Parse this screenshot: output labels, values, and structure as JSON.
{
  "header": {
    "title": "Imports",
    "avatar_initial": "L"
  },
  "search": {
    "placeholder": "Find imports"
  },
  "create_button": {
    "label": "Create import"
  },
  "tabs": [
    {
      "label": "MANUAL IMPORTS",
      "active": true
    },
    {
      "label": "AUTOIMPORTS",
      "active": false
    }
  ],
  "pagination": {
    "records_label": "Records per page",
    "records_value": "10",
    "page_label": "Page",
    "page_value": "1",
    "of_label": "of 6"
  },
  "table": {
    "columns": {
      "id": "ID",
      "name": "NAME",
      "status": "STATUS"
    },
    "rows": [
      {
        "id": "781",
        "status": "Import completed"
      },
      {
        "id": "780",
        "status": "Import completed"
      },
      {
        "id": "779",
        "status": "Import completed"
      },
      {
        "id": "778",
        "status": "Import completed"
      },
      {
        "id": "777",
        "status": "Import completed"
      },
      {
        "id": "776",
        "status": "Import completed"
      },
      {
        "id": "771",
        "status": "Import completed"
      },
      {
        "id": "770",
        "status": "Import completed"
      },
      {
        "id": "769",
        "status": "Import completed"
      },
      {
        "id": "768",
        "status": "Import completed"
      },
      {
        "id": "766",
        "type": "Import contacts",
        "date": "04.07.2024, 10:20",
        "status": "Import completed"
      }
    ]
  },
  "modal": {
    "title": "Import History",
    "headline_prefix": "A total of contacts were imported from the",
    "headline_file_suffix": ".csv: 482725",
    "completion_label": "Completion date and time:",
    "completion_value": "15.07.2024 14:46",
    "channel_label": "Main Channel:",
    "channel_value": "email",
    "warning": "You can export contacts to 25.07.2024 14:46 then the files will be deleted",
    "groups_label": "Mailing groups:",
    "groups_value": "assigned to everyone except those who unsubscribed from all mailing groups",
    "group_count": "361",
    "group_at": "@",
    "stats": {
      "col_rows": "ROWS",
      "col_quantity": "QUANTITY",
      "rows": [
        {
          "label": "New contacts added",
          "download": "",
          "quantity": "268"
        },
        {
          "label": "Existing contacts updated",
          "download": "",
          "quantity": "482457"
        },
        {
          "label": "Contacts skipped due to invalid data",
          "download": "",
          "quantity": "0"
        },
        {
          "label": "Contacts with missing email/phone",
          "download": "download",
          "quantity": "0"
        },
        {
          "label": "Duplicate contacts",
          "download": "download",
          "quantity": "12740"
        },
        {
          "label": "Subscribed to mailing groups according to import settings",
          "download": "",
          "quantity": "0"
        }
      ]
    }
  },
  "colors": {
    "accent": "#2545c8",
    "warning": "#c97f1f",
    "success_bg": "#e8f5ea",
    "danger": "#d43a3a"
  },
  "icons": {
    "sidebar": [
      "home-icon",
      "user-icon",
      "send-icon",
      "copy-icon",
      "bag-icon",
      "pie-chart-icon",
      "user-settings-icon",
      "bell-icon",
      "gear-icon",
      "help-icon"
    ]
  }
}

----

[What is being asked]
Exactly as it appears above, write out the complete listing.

[Response to the exercise]
Parse this screenshot: output labels, values, and structure as JSON.
{
  "header": {
    "title": "Imports",
    "avatar_initial": "L"
  },
  "search": {
    "placeholder": "Find imports"
  },
  "create_button": {
    "label": "Create import"
  },
  "tabs": [
    {
      "label": "MANUAL IMPORTS",
      "active": true
    },
    {
      "label": "AUTOIMPORTS",
      "active": false
    }
  ],
  "pagination": {
    "records_label": "Records per page",
    "records_value": "10",
    "page_label": "Page",
    "page_value": "1",
    "of_label": "of 6"
  },
  "table": {
    "columns": {
      "id": "ID",
      "name": "NAME",
      "status": "STATUS"
    },
    "rows": [
      {
        "id": "781",
        "status": "Import completed"
      },
      {
        "id": "780",
        "status": "Import completed"
      },
      {
        "id": "779",
        "status": "Import completed"
      },
      {
        "id": "778",
        "status": "Import completed"
      },
      {
        "id": "777",
        "status": "Import completed"
      },
      {
        "id": "776",
        "status": "Import completed"
      },
      {
        "id": "771",
        "status": "Import completed"
      },
      {
        "id": "770",
        "status": "Import completed"
      },
      {
        "id": "769",
        "status": "Import completed"
      },
      {
        "id": "768",
        "status": "Import completed"
      },
      {
        "id": "766",
        "type": "Import contacts",
        "date": "04.07.2024, 10:20",
        "status": "Import completed"
      }
    ]
  },
  "modal": {
    "title": "Import History",
    "headline_prefix": "A total of contacts were imported from the",
    "headline_file_suffix": ".csv: 482725",
    "completion_label": "Completion date and time:",
    "completion_value": "15.07.2024 14:46",
    "channel_label": "Main Channel:",
    "channel_value": "email",
    "warning": "You can export contacts to 25.07.2024 14:46 then the files will be deleted",
    "groups_label": "Mailing groups:",
    "groups_value": "assigned to everyone except those who unsubscribed from all mailing groups",
    "group_count": "361",
    "group_at": "@",
    "stats": {
      "col_rows": "ROWS",
      "col_quantity": "QUANTITY",
      "rows": [
        {
          "label": "New contacts added",
          "download": "",
          "quantity": "268"
        },
        {
          "label": "Existing contacts updated",
          "download": "",
          "quantity": "482457"
        },
        {
          "label": "Contacts skipped due to invalid data",
          "download": "",
          "quantity": "0"
        },
        {
          "label": "Contacts with missing email/phone",
          "download": "download",
          "quantity": "0"
        },
        {
          "label": "Duplicate contacts",
          "download": "download",
          "quantity": "12740"
        },
        {
          "label": "Subscribed to mailing groups according to import settings",
          "download": "",
          "quantity": "0"
        }
      ]
    }
  },
  "colors": {
    "accent": "#2545c8",
    "warning": "#c97f1f",
    "success_bg": "#e8f5ea",
    "danger": "#d43a3a"
  },
  "icons": {
    "sidebar": [
      "home-icon",
      "user-icon",
      "send-icon",
      "copy-icon",
      "bag-icon",
      "pie-chart-icon",
      "user-settings-icon",
      "bell-icon",
      "gear-icon",
      "help-icon"
    ]
  }
}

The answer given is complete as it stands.